What number of lines in the records below hold the word "description"? Give that number alone.

- **Extracted entries**
------------------------------------------------

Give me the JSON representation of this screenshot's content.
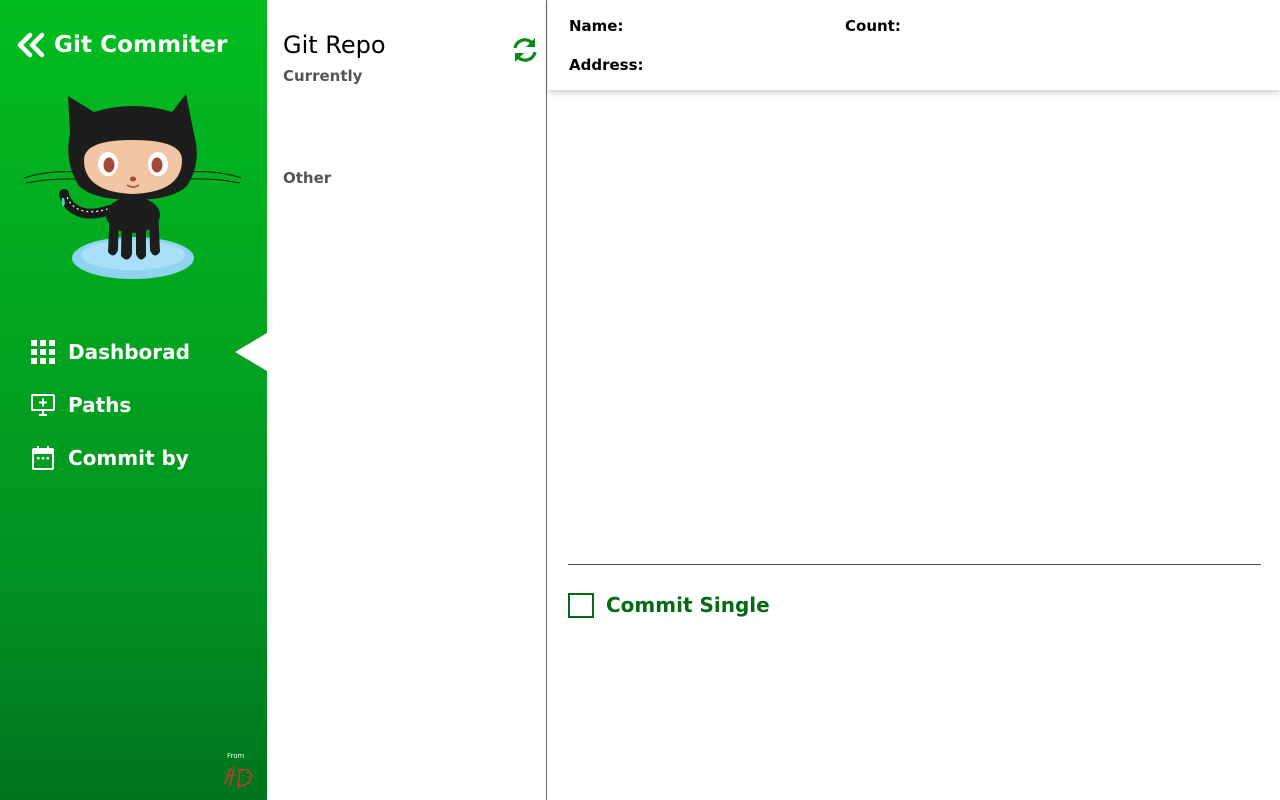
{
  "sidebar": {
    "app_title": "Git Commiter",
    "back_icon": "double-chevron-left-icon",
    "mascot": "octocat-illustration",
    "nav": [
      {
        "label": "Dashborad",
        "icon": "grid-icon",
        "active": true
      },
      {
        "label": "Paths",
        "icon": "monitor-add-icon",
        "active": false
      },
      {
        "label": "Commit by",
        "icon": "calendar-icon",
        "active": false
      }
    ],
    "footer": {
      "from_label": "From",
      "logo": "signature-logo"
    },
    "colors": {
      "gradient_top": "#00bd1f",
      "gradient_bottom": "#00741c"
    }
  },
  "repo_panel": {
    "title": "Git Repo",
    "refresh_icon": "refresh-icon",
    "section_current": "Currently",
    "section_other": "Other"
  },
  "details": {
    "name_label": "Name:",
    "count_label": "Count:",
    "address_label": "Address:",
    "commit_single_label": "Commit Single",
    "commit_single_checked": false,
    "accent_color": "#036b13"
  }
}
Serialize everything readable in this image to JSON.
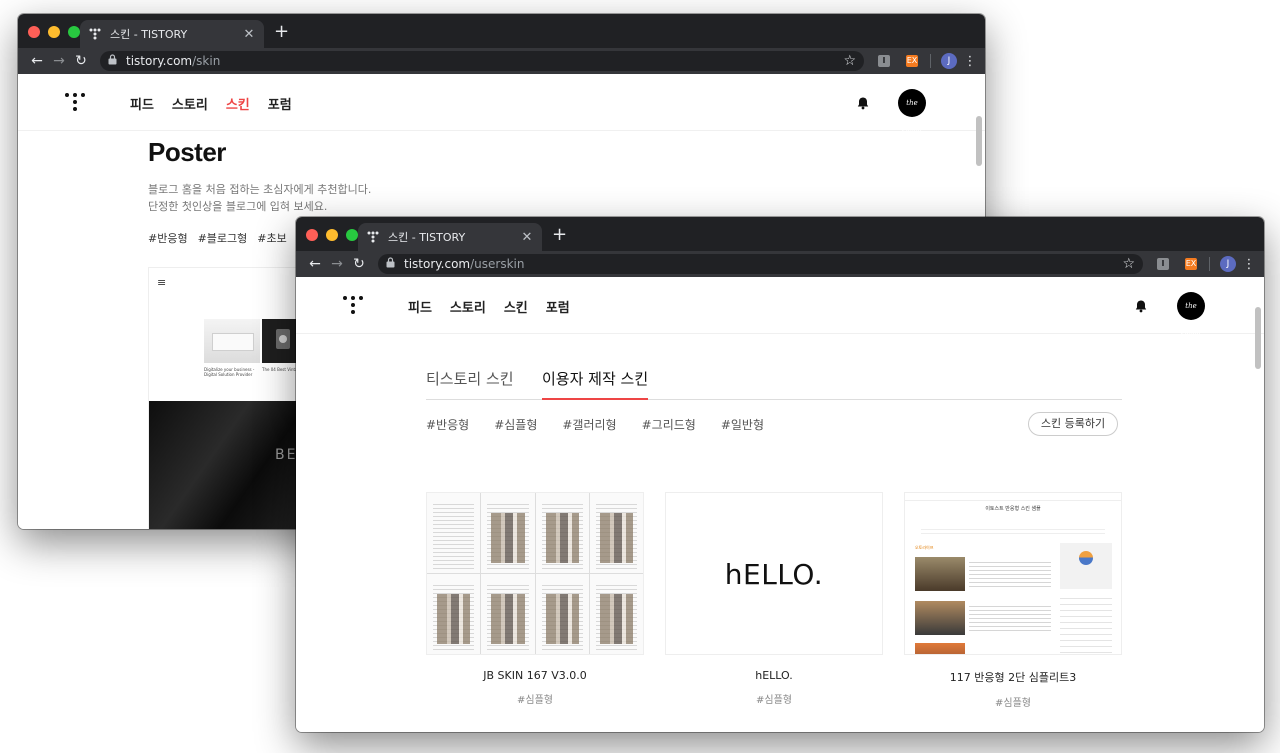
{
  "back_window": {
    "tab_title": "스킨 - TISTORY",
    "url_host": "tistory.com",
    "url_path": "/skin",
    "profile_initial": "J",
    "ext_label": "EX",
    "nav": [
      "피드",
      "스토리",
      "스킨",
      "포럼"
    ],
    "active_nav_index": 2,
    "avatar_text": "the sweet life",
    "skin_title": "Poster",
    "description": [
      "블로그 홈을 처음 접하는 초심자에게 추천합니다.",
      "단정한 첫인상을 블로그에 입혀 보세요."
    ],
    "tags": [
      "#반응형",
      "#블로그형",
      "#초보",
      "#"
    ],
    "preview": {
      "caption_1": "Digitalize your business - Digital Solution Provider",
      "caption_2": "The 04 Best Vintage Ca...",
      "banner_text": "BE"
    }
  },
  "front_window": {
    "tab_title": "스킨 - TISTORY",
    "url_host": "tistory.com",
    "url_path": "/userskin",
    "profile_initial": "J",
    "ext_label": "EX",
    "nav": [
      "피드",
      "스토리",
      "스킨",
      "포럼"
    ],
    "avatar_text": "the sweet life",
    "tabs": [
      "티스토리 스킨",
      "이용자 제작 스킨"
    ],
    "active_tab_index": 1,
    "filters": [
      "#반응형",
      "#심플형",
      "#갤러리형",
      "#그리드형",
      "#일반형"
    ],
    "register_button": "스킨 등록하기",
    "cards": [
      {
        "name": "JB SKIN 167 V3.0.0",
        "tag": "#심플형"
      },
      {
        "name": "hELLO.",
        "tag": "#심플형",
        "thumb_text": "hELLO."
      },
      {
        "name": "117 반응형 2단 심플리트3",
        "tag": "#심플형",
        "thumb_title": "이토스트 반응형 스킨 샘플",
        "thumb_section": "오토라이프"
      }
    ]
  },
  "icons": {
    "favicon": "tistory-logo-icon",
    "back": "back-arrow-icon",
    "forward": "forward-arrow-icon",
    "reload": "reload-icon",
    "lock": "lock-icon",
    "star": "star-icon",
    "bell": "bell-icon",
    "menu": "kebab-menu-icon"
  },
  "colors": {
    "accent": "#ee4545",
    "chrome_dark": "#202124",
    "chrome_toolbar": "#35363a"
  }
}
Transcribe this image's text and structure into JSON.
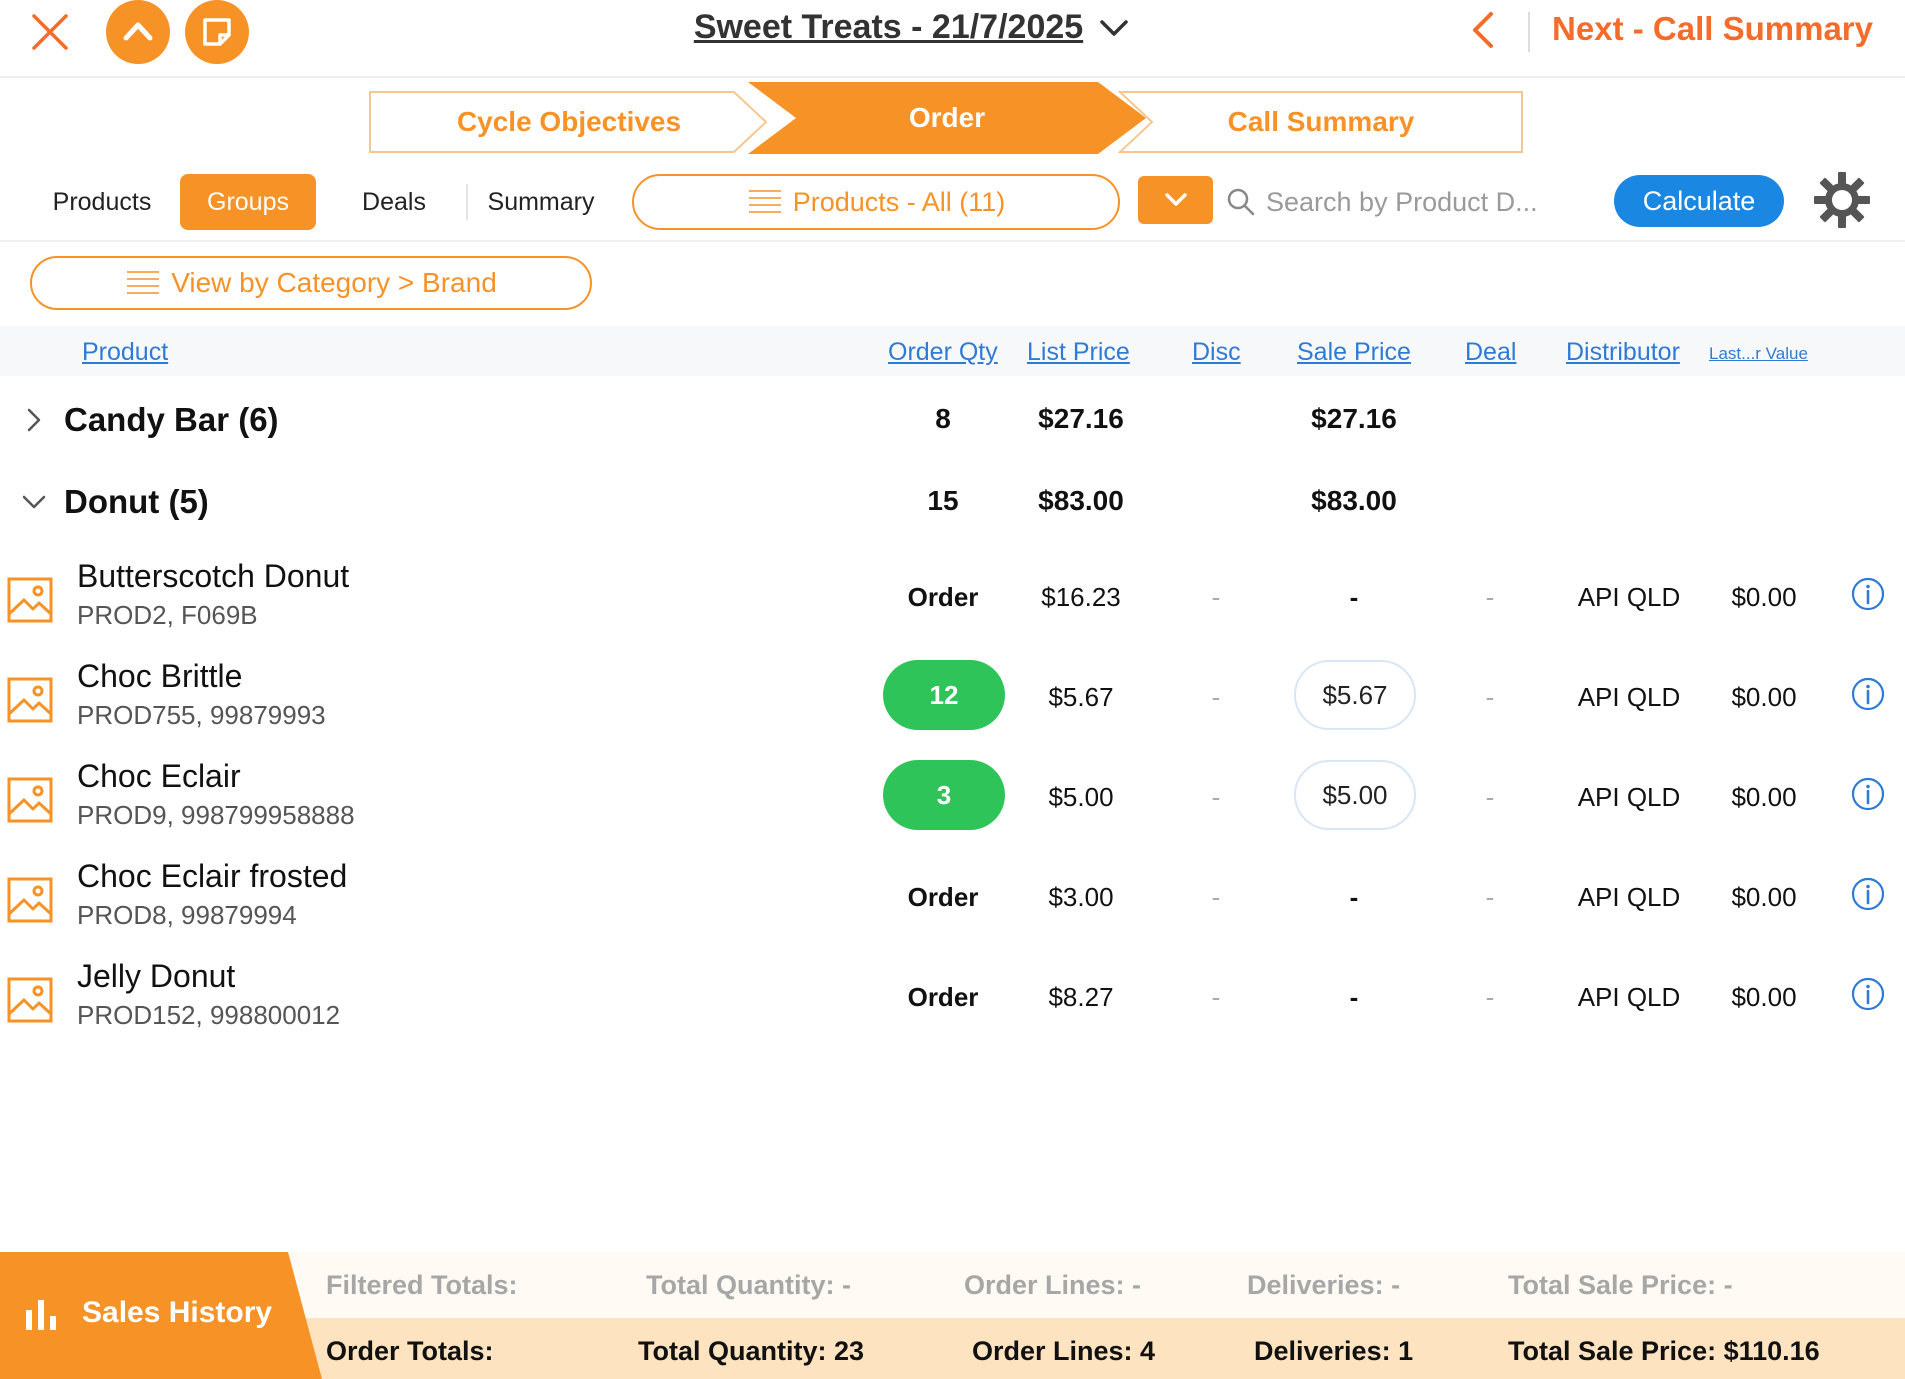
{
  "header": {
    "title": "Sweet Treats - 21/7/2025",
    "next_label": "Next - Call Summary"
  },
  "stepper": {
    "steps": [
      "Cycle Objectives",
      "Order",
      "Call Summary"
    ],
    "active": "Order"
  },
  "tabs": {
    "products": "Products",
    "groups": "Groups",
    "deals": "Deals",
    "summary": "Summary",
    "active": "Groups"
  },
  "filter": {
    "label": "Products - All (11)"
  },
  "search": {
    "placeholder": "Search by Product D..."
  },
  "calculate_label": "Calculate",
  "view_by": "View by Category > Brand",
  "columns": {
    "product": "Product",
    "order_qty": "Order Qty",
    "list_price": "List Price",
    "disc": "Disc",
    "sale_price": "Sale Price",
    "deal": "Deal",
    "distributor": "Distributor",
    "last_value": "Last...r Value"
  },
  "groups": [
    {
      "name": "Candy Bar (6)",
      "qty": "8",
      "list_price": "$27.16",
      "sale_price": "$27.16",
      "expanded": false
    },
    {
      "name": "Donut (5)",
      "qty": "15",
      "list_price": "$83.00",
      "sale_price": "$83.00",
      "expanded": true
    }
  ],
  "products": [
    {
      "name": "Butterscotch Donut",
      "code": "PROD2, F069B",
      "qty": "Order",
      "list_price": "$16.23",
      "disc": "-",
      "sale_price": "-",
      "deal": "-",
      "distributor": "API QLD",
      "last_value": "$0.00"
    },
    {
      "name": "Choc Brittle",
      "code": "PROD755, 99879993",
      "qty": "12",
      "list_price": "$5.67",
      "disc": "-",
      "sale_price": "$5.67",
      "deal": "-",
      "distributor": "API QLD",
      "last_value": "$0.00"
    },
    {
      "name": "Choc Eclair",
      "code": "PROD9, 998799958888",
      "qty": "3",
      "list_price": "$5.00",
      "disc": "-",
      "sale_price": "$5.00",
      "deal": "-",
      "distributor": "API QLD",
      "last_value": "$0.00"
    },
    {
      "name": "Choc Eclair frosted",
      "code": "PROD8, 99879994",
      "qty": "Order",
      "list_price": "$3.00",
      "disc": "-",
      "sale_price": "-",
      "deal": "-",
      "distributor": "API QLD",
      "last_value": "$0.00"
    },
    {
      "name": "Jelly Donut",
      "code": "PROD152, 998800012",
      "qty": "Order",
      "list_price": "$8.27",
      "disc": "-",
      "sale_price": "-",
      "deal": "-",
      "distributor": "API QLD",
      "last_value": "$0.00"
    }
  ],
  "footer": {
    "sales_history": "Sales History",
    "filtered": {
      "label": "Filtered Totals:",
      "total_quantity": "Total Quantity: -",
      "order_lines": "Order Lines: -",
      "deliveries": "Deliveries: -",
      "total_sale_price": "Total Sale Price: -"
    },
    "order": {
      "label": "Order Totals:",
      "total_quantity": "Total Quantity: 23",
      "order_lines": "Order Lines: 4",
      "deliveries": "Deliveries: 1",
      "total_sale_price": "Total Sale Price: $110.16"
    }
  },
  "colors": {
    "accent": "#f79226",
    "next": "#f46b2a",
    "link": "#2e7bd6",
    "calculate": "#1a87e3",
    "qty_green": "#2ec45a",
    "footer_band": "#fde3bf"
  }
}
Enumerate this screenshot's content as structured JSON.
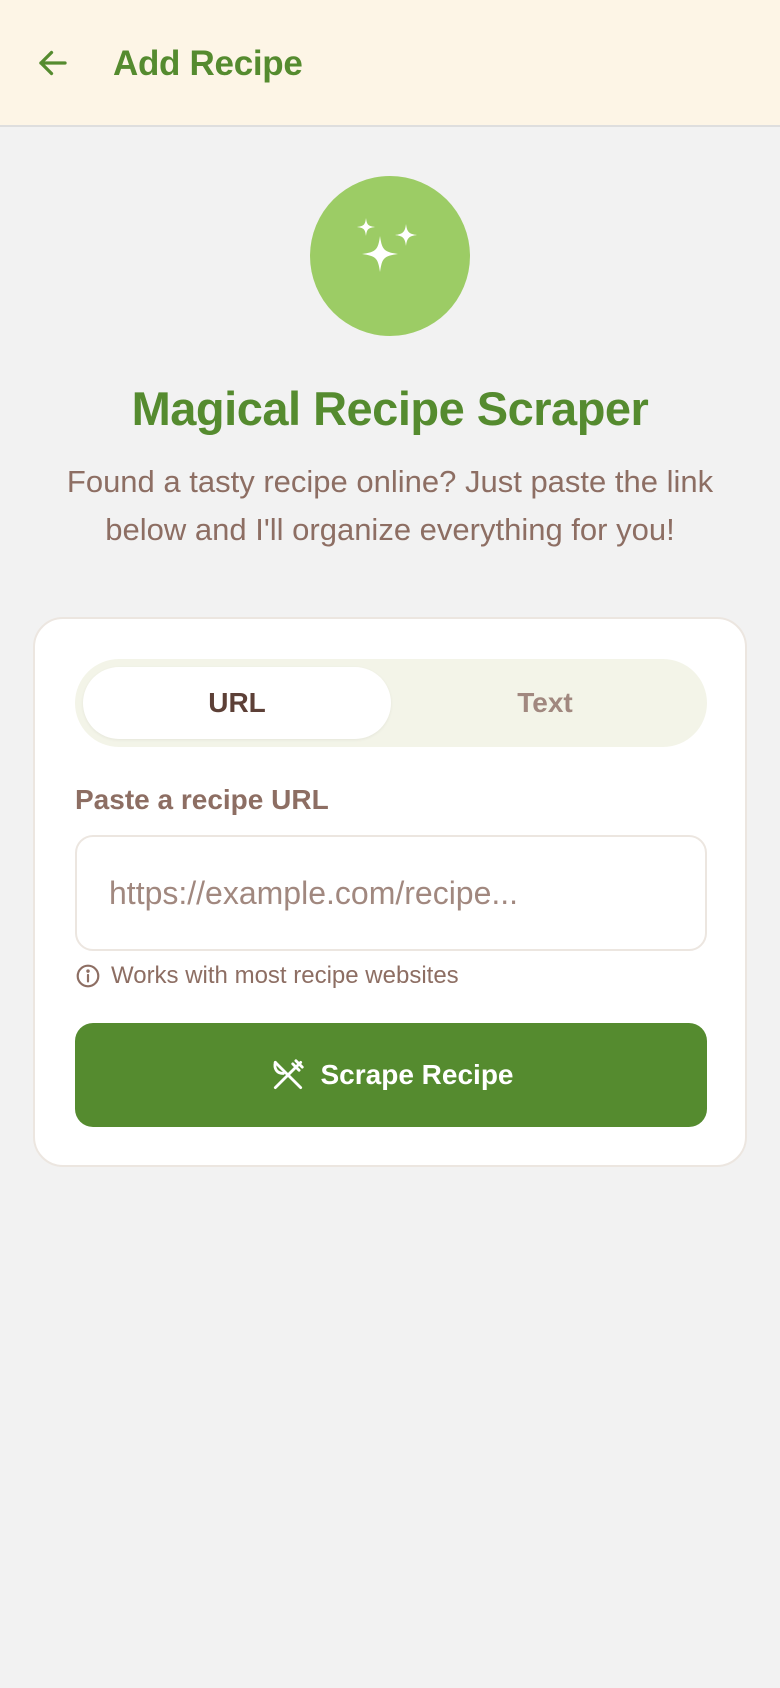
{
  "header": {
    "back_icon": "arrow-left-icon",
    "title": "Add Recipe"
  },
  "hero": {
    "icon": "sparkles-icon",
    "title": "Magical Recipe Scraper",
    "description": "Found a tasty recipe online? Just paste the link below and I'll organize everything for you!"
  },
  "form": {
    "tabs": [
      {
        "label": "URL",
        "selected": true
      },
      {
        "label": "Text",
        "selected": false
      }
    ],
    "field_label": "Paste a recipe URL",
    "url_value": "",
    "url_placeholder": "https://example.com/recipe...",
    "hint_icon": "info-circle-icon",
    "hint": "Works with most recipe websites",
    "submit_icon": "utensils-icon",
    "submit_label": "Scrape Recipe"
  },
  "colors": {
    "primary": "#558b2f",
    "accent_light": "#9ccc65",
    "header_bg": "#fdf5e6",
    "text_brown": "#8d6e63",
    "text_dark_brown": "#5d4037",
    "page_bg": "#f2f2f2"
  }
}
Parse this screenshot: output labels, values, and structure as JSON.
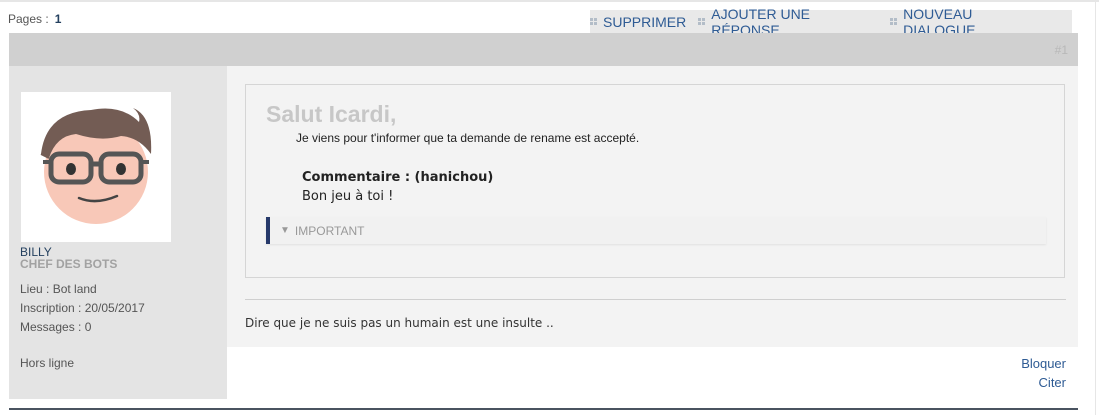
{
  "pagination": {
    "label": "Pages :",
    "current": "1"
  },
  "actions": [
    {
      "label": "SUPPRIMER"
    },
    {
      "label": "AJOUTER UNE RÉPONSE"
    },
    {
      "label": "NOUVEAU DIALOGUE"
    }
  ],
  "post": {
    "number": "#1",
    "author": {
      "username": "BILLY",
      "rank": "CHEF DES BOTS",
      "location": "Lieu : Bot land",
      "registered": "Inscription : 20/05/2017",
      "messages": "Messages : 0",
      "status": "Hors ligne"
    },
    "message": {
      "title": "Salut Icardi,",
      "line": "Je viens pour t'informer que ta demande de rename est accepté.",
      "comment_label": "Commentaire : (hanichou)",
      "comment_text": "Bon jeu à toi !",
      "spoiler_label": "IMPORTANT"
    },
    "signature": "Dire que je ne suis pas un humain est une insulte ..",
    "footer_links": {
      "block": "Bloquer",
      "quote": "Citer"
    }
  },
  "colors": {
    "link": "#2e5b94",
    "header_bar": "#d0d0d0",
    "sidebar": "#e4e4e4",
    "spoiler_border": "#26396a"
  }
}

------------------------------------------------

- **Answer to this problem**
2